By: Joanna Hoffman, Program Associate for Women Deliver
As delegates to the UN summit rush between meetings and announce their country’s commitments towards reaching the MDGs, they are coming face to face with the stark reminder of maternal mortality in the form of a “maternal death clock” in Times Square. Amnesty International activated the clock yesterday morning to highlight the staggering consequences of MDG 5’s lack of sufficient progress to date- every 90 seconds, a woman dies in childbirth. In a year, 358,000 mothers die throughout the world. 99% of deaths occur in developing countries, and the majority of these deaths are preventable.
Several avenues to the east of Times Square, those meeting at the UN have the power to turn these numbers around. As they converge to discuss progress made on the MDGs thus far, there is a question on many of our minds: Why is MDG 5, the heart of the MDGs, lagging so far behind?

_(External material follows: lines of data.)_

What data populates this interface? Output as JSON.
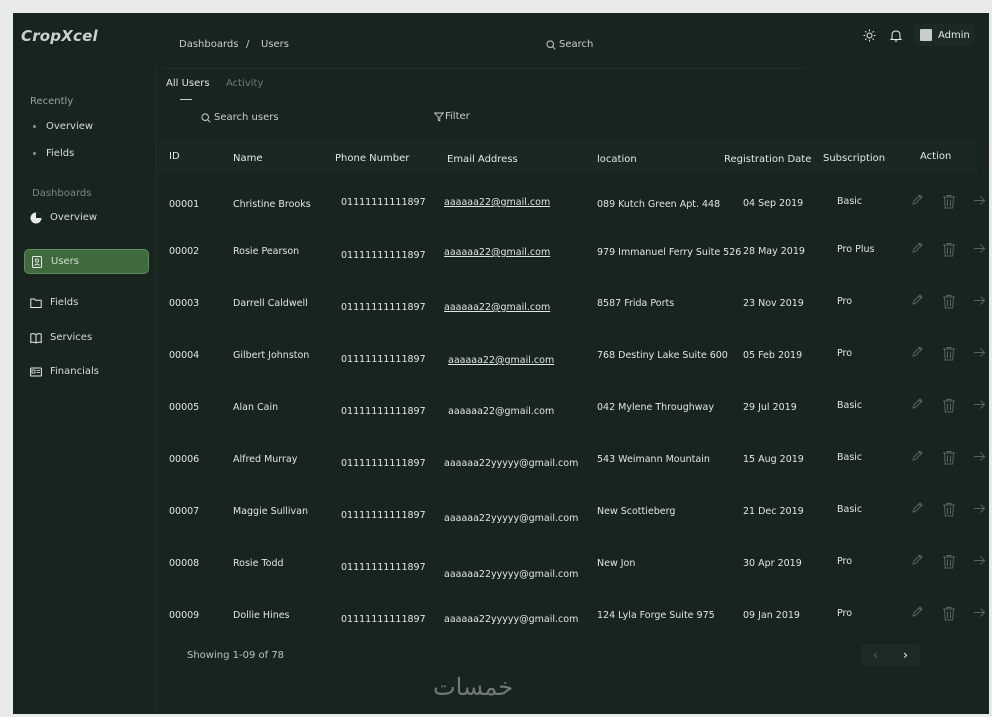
{
  "app": {
    "logo": "CropXcel"
  },
  "header": {
    "breadcrumb": [
      "Dashboards",
      "/",
      "Users"
    ],
    "search_label": "Search",
    "user_label": "Admin"
  },
  "sidebar": {
    "recently_title": "Recently",
    "recent_items": [
      "Overview",
      "Fields"
    ],
    "dashboards_title": "Dashboards",
    "overview_label": "Overview",
    "nav": [
      {
        "label": "Users",
        "icon": "user-card-icon",
        "active": true
      },
      {
        "label": "Fields",
        "icon": "folder-icon"
      },
      {
        "label": "Services",
        "icon": "book-icon"
      },
      {
        "label": "Financials",
        "icon": "id-card-icon"
      }
    ]
  },
  "tabs": [
    "All Users",
    "Activity"
  ],
  "toolbar": {
    "search_placeholder": "Search  users",
    "filter_label": "Filter"
  },
  "table": {
    "columns": [
      "ID",
      "Name",
      "Phone Number",
      "Email Address",
      "location",
      "Registration Date",
      "Subscription",
      "Action"
    ],
    "rows": [
      {
        "id": "00001",
        "name": "Christine Brooks",
        "phone": "01111111111897",
        "email": "aaaaaa22@gmail.com",
        "email_link": true,
        "location": "089 Kutch Green Apt. 448",
        "date": "04 Sep 2019",
        "sub": "Basic"
      },
      {
        "id": "00002",
        "name": "Rosie Pearson",
        "phone": "01111111111897",
        "email": "aaaaaa22@gmail.com",
        "email_link": true,
        "location": "979 Immanuel Ferry Suite 526",
        "date": "28 May 2019",
        "sub": "Pro Plus"
      },
      {
        "id": "00003",
        "name": "Darrell Caldwell",
        "phone": "01111111111897",
        "email": "aaaaaa22@gmail.com",
        "email_link": true,
        "location": "8587 Frida Ports",
        "date": "23 Nov 2019",
        "sub": "Pro"
      },
      {
        "id": "00004",
        "name": "Gilbert Johnston",
        "phone": "01111111111897",
        "email": "aaaaaa22@gmail.com",
        "email_link": true,
        "location": "768 Destiny Lake Suite 600",
        "date": "05 Feb 2019",
        "sub": "Pro"
      },
      {
        "id": "00005",
        "name": "Alan Cain",
        "phone": "01111111111897",
        "email": "aaaaaa22@gmail.com",
        "email_link": false,
        "location": "042 Mylene Throughway",
        "date": "29 Jul 2019",
        "sub": "Basic"
      },
      {
        "id": "00006",
        "name": "Alfred Murray",
        "phone": "01111111111897",
        "email": "aaaaaa22yyyyy@gmail.com",
        "email_link": false,
        "location": "543 Weimann Mountain",
        "date": "15 Aug 2019",
        "sub": "Basic"
      },
      {
        "id": "00007",
        "name": "Maggie Sullivan",
        "phone": "01111111111897",
        "email": "aaaaaa22yyyyy@gmail.com",
        "email_link": false,
        "location": "New Scottieberg",
        "date": "21 Dec 2019",
        "sub": "Basic"
      },
      {
        "id": "00008",
        "name": "Rosie Todd",
        "phone": "01111111111897",
        "email": "aaaaaa22yyyyy@gmail.com",
        "email_link": false,
        "location": "New Jon",
        "date": "30 Apr 2019",
        "sub": "Pro"
      },
      {
        "id": "00009",
        "name": "Dollie Hines",
        "phone": "01111111111897",
        "email": "aaaaaa22yyyyy@gmail.com",
        "email_link": false,
        "location": "124 Lyla Forge Suite 975",
        "date": "09 Jan 2019",
        "sub": "Pro"
      }
    ]
  },
  "pagination": {
    "showing": "Showing 1-09 of 78",
    "prev": "‹",
    "next": "›"
  },
  "watermark": "خمسات"
}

The second annual Women Deliver conference showed that we know what the solutions are to save the lives of girls and women. What we are often missing is political will from those in power. As the Secretary General of Amnesty International, Salil Shetty has noted, “The cost is being paid by these women who are dying every 90 seconds.”
The clock is counting down for women in the U.S., as well. A recent UN study on maternal deaths per 100,000 live births ranked the U.S. 50th in the world. In New York in particular, the maternal death rate is twice that of the national average, as shown in a recent report by the New York Academy of Medicine.
Undoubtedly, progress has been made on MDG 5. However, if we wish to reach the goal of reducing maternal deaths by 75% by 2015, forward action must be accelerated. Success cannot be celebrated as long as women continue to die. The clock is still ticking.